**Stored data entries:**
<<<<
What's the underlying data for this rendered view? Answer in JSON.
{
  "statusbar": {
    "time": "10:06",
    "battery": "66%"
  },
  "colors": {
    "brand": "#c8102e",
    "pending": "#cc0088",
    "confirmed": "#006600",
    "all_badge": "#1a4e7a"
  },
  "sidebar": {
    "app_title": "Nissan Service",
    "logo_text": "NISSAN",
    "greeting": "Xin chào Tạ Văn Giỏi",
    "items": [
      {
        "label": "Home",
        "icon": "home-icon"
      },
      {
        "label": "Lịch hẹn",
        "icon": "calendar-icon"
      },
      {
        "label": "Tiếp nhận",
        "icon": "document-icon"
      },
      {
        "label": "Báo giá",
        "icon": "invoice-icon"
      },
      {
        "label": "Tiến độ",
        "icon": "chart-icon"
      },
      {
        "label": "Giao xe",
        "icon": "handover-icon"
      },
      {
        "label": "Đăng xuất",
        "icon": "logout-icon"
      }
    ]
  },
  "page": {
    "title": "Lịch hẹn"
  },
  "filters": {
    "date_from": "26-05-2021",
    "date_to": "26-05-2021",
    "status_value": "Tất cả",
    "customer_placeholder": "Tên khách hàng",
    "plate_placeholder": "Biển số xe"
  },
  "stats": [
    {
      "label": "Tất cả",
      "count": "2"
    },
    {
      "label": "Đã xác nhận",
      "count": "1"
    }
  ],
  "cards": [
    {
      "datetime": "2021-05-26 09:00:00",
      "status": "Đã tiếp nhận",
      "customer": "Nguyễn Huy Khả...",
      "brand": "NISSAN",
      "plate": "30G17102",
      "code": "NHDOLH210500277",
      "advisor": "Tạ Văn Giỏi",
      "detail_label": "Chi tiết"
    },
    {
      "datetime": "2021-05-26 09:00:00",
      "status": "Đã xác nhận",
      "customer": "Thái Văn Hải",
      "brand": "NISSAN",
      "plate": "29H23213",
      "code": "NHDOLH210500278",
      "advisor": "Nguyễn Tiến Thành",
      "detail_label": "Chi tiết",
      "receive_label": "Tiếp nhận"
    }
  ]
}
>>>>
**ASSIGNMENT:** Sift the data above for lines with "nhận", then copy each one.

**RESULT OF THE EXERCISE:**
        "label": "Tiếp nhận",
      "label": "Đã xác nhận",
      "status": "Đã tiếp nhận",
      "status": "Đã xác nhận",
      "receive_label": "Tiếp nhận"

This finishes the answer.